In this courtroom sketch, Sam Bankman-Fried, right, testifies as Judge Lewis Kaplan presides over the trial Tuesday in New York. (Elizabeth Williams/AP)Federal prosecutors went back to basics Wednesday as they made their closing argument to the jurors who will decide the fate of fallen crypto mogul Sam Bankman-Fried.
After weeks of testimony that took detours into lines of computer code and the arcana of digital finance, Assistant U.S. Attorney Nicolas Roos told jurors sifting through the rubble of a multibillion-dollar crypto collapse to focus on three simple questions: where the money went, what happened, and who is to blame.
The prosecution’s closing argument launched the last phase of Bankman-Fried’s trial. He is accused of stealing billions of dollars from customers of the crypto trading platform he co-founded, FTX, to fund venture investments, real estate purchases and political contributions.The company, once valued at $32 billion, collapsed a year ago, along with Bankman-Fried’s hedge fund, Alameda Research, which prosecutors say he used to facilitate one of the biggest financial frauds in history. headtopics.com

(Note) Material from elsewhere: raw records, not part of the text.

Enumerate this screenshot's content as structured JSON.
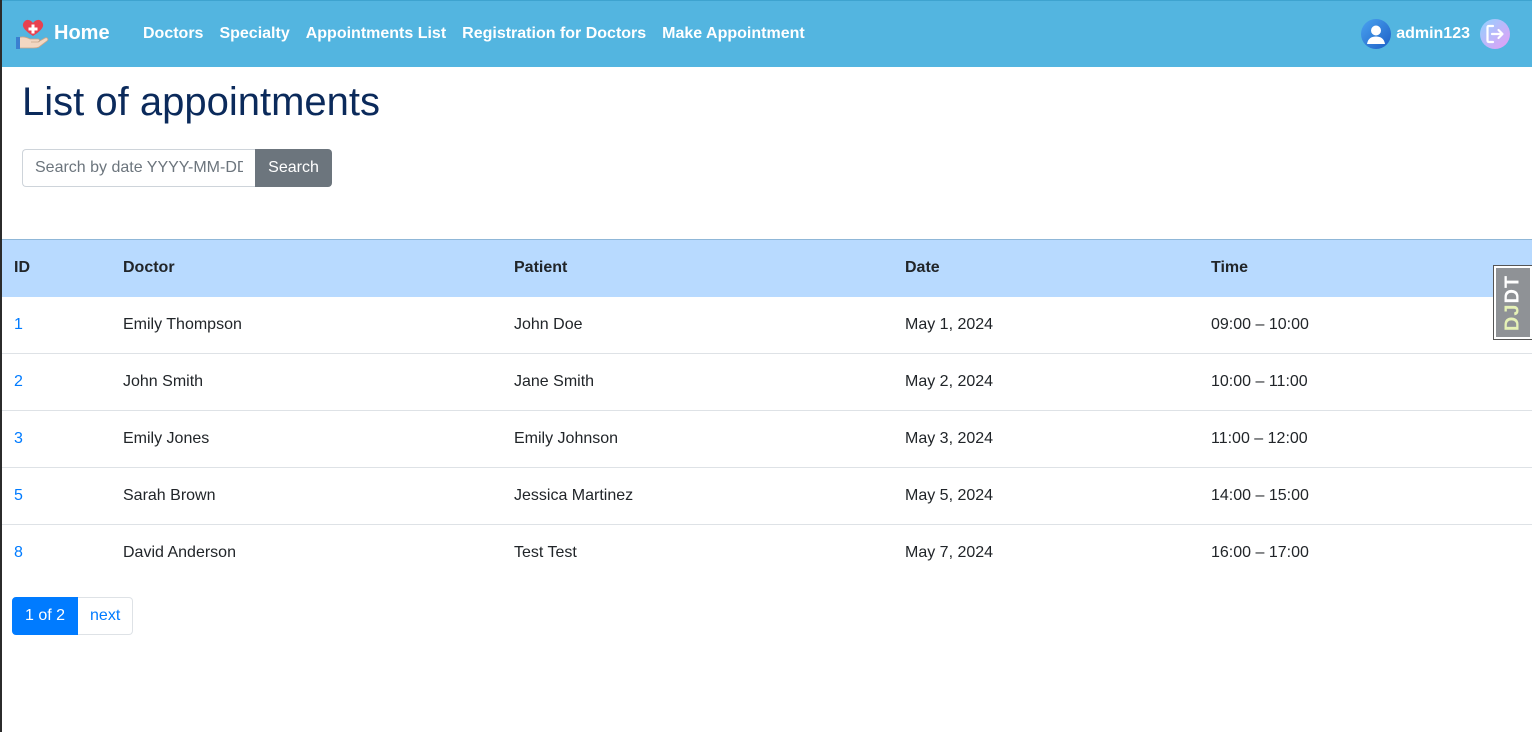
{
  "navbar": {
    "brand_label": "Home",
    "links": [
      "Doctors",
      "Specialty",
      "Appointments List",
      "Registration for Doctors",
      "Make Appointment"
    ],
    "username": "admin123",
    "accent_color": "#53b5e0"
  },
  "page": {
    "title": "List of appointments"
  },
  "search": {
    "placeholder": "Search by date YYYY-MM-DD",
    "value": "",
    "button_label": "Search"
  },
  "table": {
    "headers": [
      "ID",
      "Doctor",
      "Patient",
      "Date",
      "Time"
    ],
    "rows": [
      {
        "id": "1",
        "doctor": "Emily Thompson",
        "patient": "John Doe",
        "date": "May 1, 2024",
        "time": "09:00 – 10:00"
      },
      {
        "id": "2",
        "doctor": "John Smith",
        "patient": "Jane Smith",
        "date": "May 2, 2024",
        "time": "10:00 – 11:00"
      },
      {
        "id": "3",
        "doctor": "Emily Jones",
        "patient": "Emily Johnson",
        "date": "May 3, 2024",
        "time": "11:00 – 12:00"
      },
      {
        "id": "5",
        "doctor": "Sarah Brown",
        "patient": "Jessica Martinez",
        "date": "May 5, 2024",
        "time": "14:00 – 15:00"
      },
      {
        "id": "8",
        "doctor": "David Anderson",
        "patient": "Test Test",
        "date": "May 7, 2024",
        "time": "16:00 – 17:00"
      }
    ]
  },
  "pagination": {
    "current_label": "1 of 2",
    "next_label": "next"
  },
  "debug_toolbar": {
    "prefix": "DJ",
    "suffix": "DT"
  }
}
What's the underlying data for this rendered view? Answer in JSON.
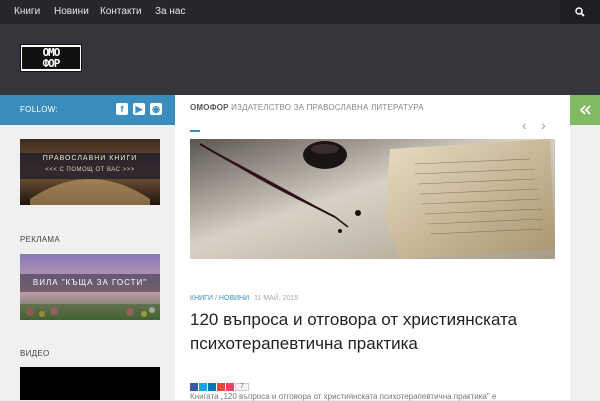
{
  "topnav": {
    "items": [
      "Книги",
      "Новини",
      "Контакти",
      "За нас"
    ]
  },
  "logo": {
    "text_top": "ОМО",
    "text_bottom": "ФОР"
  },
  "sidebar": {
    "follow_label": "FOLLOW:",
    "social_icons": [
      "facebook-icon",
      "youtube-icon",
      "rss-icon"
    ],
    "banner1": {
      "line1": "ПРАВОСЛАВНИ КНИГИ",
      "line2": "<<< С ПОМОЩ ОТ ВАС >>>"
    },
    "ads_heading": "РЕКЛАМА",
    "banner2": {
      "text": "ВИЛА \"КЪЩА ЗА ГОСТИ\""
    },
    "video_heading": "ВИДЕО"
  },
  "main": {
    "subheader_strong": "ОМОФОР",
    "subheader_rest": " ИЗДАТЕЛСТВО ЗА ПРАВОСЛАВНА ЛИТЕРАТУРА",
    "categories": [
      "КНИГИ",
      "НОВИНИ"
    ],
    "category_sep": " / ",
    "date": "11 МАЙ, 2015",
    "title": "120 въпроса и отговора от християнската психотерапевтична практика",
    "share_count": "7",
    "excerpt": "Книгата „120 въпроса и отговора от християнската психотерапевтична практика\" е"
  },
  "colors": {
    "accent": "#3b8dbd",
    "toggle": "#82b965",
    "topbar": "#26272b",
    "header": "#34363b"
  }
}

Bankman-Fried and his attorneys have argued that the former executive acted in good faith but paid insufficient attention to risk as his business grew rapidly. Testifying in his own defense this week, he said he did not know about the misappropriation of customer funds until last fall. He pinned responsibility on his subordinates, contradicting testimony from his three top lieutenants, who said he directed the scheme.
Roos told jurors on Wednesday that Bankman-Fried had lied to them from the stand. “This is not about technical jargon,” the prosecutor said. “It’s about lies. It’s about stealing.”Roos noted that Bankman-Fried said that he did not recall information 140 times during the prosecution’s cross-examination, a claim he never made while his attorneys questioned him. headtopics.com